• Data for processing:
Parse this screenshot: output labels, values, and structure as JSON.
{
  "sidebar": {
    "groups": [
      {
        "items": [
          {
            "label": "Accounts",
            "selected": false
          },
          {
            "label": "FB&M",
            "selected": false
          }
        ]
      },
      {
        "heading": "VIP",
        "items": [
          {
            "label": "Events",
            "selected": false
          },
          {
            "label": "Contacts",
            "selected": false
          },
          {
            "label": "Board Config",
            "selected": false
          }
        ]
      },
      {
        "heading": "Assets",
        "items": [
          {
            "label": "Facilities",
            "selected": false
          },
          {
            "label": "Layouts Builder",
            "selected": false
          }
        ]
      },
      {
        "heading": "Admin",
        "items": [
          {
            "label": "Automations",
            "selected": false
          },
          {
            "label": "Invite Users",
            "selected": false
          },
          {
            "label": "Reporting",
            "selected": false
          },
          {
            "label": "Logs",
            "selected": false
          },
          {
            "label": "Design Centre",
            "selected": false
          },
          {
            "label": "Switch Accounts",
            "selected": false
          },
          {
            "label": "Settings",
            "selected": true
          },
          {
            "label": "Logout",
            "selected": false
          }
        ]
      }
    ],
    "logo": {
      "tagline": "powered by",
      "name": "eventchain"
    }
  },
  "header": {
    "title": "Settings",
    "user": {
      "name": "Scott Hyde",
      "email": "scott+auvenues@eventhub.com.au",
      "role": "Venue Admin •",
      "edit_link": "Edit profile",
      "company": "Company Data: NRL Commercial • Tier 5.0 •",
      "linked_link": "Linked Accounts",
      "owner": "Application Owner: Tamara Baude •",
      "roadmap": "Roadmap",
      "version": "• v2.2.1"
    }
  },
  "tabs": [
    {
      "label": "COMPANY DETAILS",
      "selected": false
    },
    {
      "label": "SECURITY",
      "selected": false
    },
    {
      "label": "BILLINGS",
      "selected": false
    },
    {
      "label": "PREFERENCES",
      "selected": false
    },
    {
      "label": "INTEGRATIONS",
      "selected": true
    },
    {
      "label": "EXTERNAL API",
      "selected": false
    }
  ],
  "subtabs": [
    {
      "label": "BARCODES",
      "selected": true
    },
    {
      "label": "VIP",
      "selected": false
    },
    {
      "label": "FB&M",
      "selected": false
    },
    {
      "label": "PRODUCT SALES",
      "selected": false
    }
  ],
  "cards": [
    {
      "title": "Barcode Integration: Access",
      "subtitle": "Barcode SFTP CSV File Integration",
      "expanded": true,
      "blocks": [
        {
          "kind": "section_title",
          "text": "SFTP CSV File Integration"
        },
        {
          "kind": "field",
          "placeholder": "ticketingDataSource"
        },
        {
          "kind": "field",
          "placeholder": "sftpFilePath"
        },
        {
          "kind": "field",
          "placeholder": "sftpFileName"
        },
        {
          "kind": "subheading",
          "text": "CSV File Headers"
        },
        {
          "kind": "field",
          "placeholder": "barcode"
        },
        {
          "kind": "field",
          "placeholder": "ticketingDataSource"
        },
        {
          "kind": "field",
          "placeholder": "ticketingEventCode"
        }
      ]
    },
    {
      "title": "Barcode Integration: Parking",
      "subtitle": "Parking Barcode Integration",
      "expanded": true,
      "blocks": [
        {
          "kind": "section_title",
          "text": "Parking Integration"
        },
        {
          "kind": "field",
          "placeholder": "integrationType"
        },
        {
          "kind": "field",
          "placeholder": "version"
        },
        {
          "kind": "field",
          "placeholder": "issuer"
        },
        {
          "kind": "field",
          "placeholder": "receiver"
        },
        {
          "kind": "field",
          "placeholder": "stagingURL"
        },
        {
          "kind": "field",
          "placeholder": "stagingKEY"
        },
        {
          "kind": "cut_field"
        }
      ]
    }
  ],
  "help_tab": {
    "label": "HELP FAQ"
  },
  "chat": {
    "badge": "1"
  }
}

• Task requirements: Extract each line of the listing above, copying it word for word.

• Reply:
Parse this screenshot: output labels, values, and structure as JSON.
{
  "sidebar": {
    "groups": [
      {
        "items": [
          {
            "label": "Accounts",
            "selected": false
          },
          {
            "label": "FB&M",
            "selected": false
          }
        ]
      },
      {
        "heading": "VIP",
        "items": [
          {
            "label": "Events",
            "selected": false
          },
          {
            "label": "Contacts",
            "selected": false
          },
          {
            "label": "Board Config",
            "selected": false
          }
        ]
      },
      {
        "heading": "Assets",
        "items": [
          {
            "label": "Facilities",
            "selected": false
          },
          {
            "label": "Layouts Builder",
            "selected": false
          }
        ]
      },
      {
        "heading": "Admin",
        "items": [
          {
            "label": "Automations",
            "selected": false
          },
          {
            "label": "Invite Users",
            "selected": false
          },
          {
            "label": "Reporting",
            "selected": false
          },
          {
            "label": "Logs",
            "selected": false
          },
          {
            "label": "Design Centre",
            "selected": false
          },
          {
            "label": "Switch Accounts",
            "selected": false
          },
          {
            "label": "Settings",
            "selected": true
          },
          {
            "label": "Logout",
            "selected": false
          }
        ]
      }
    ],
    "logo": {
      "tagline": "powered by",
      "name": "eventchain"
    }
  },
  "header": {
    "title": "Settings",
    "user": {
      "name": "Scott Hyde",
      "email": "scott+auvenues@eventhub.com.au",
      "role": "Venue Admin •",
      "edit_link": "Edit profile",
      "company": "Company Data: NRL Commercial • Tier 5.0 •",
      "linked_link": "Linked Accounts",
      "owner": "Application Owner: Tamara Baude •",
      "roadmap": "Roadmap",
      "version": "• v2.2.1"
    }
  },
  "tabs": [
    {
      "label": "COMPANY DETAILS",
      "selected": false
    },
    {
      "label": "SECURITY",
      "selected": false
    },
    {
      "label": "BILLINGS",
      "selected": false
    },
    {
      "label": "PREFERENCES",
      "selected": false
    },
    {
      "label": "INTEGRATIONS",
      "selected": true
    },
    {
      "label": "EXTERNAL API",
      "selected": false
    }
  ],
  "subtabs": [
    {
      "label": "BARCODES",
      "selected": true
    },
    {
      "label": "VIP",
      "selected": false
    },
    {
      "label": "FB&M",
      "selected": false
    },
    {
      "label": "PRODUCT SALES",
      "selected": false
    }
  ],
  "cards": [
    {
      "title": "Barcode Integration: Access",
      "subtitle": "Barcode SFTP CSV File Integration",
      "expanded": true,
      "blocks": [
        {
          "kind": "section_title",
          "text": "SFTP CSV File Integration"
        },
        {
          "kind": "field",
          "placeholder": "ticketingDataSource"
        },
        {
          "kind": "field",
          "placeholder": "sftpFilePath"
        },
        {
          "kind": "field",
          "placeholder": "sftpFileName"
        },
        {
          "kind": "subheading",
          "text": "CSV File Headers"
        },
        {
          "kind": "field",
          "placeholder": "barcode"
        },
        {
          "kind": "field",
          "placeholder": "ticketingDataSource"
        },
        {
          "kind": "field",
          "placeholder": "ticketingEventCode"
        }
      ]
    },
    {
      "title": "Barcode Integration: Parking",
      "subtitle": "Parking Barcode Integration",
      "expanded": true,
      "blocks": [
        {
          "kind": "section_title",
          "text": "Parking Integration"
        },
        {
          "kind": "field",
          "placeholder": "integrationType"
        },
        {
          "kind": "field",
          "placeholder": "version"
        },
        {
          "kind": "field",
          "placeholder": "issuer"
        },
        {
          "kind": "field",
          "placeholder": "receiver"
        },
        {
          "kind": "field",
          "placeholder": "stagingURL"
        },
        {
          "kind": "field",
          "placeholder": "stagingKEY"
        },
        {
          "kind": "cut_field"
        }
      ]
    }
  ],
  "help_tab": {
    "label": "HELP FAQ"
  },
  "chat": {
    "badge": "1"
  }
}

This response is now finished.